Elizabeth Hofheinz, M.P.H., M.Ed. • Thu, December 1st, 2016
A toothpaste-like substance is making inroads into our ability to control bleeding. As indicated in the November 16, 2016 news release, “…clinicians often use tiny metallic coils, which can be permanently inserted into a blood vessel to prevent further bleeding. But such coils come with limitations. Patients on blood thinning medications or who cannot form blood clots for other reasons can experience dangerous break-through bleeding, with rebleeding occurring in as many as 47 percent of patients.”
Bioengineers from Brigham and Women's Hospital, led by Ali Khademhosseini, Ph.D., collaborated with Rahmi Oklu M.D., Ph.D., FSIR, a clinician who is an interventional radiologist (previously at Massachusetts General Hospital, now at Mayo Clinic). Their team developed a rapidly deployable hydrogel that can hold its shape within a blood vessel to prevent bleeding, even in those who cannot form blood clots.
As noted in the news release, “The new agent, known as a shear-thinning biomaterial (STB), has a consistency similar to toothpaste and is made up of both gelatin—which gives it gel like properties—and nanoparticles. Using a catheter, the material can be flowed into a blood vessel but is able to maintain its shape once inside the vessel, obstructing the vessel or aneurysm without relying on the formation of a blood clot. Mechanical testing in the lab was initially performed and monitored the STB's changes over time to optimize the material's properties in animal models. The team then tested the STB in both rodent and porcine models, the latter of which have blood vessels of similar dimensions to human blood vessels.”
“Some of the beneficial properties of the STB include its ability to withstand pressure within the blood vessel, remain at the site of injection and naturally degrade over time. In addition, the team found that the material attracted cells to migrate and deposit themselves at the site of the STB, helping to block the vessel. The individual component materials that make up the STB have been previously used in humans making their subsequent regulatory process and clinical use easier.”
Dr. Khademhosseini told OTW, “Similar types of shear thinning materials may have important implications in bone tissue engineering.

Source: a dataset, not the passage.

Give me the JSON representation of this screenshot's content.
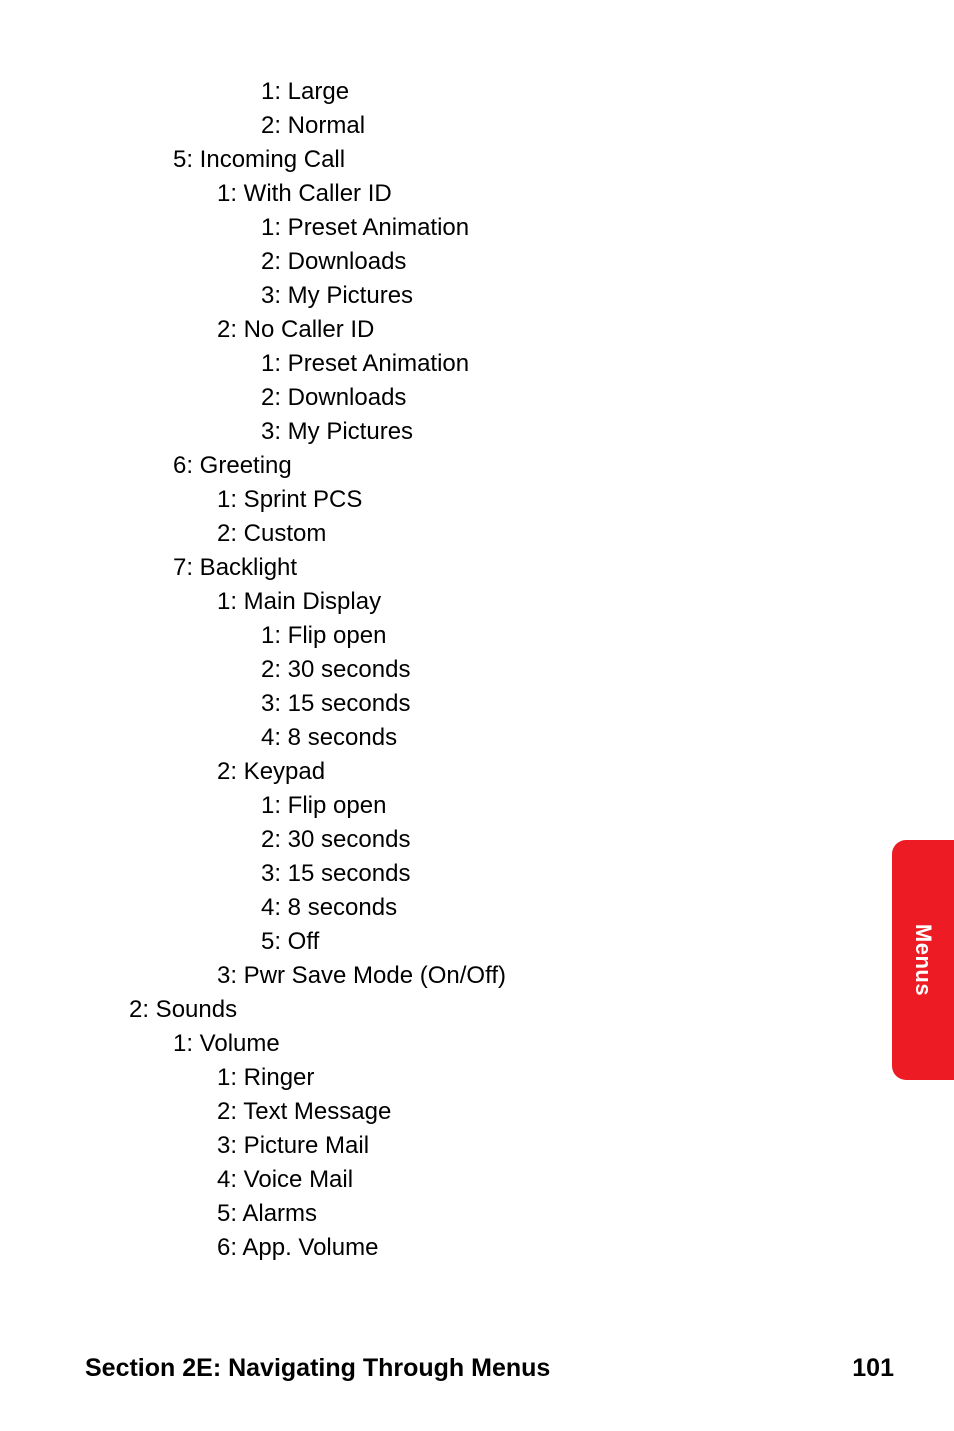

This material works in applications where current therapies fall short. For example it can work independent of blood clot formation. We aim to push this forward by doing toxicology studies and clinical trials.”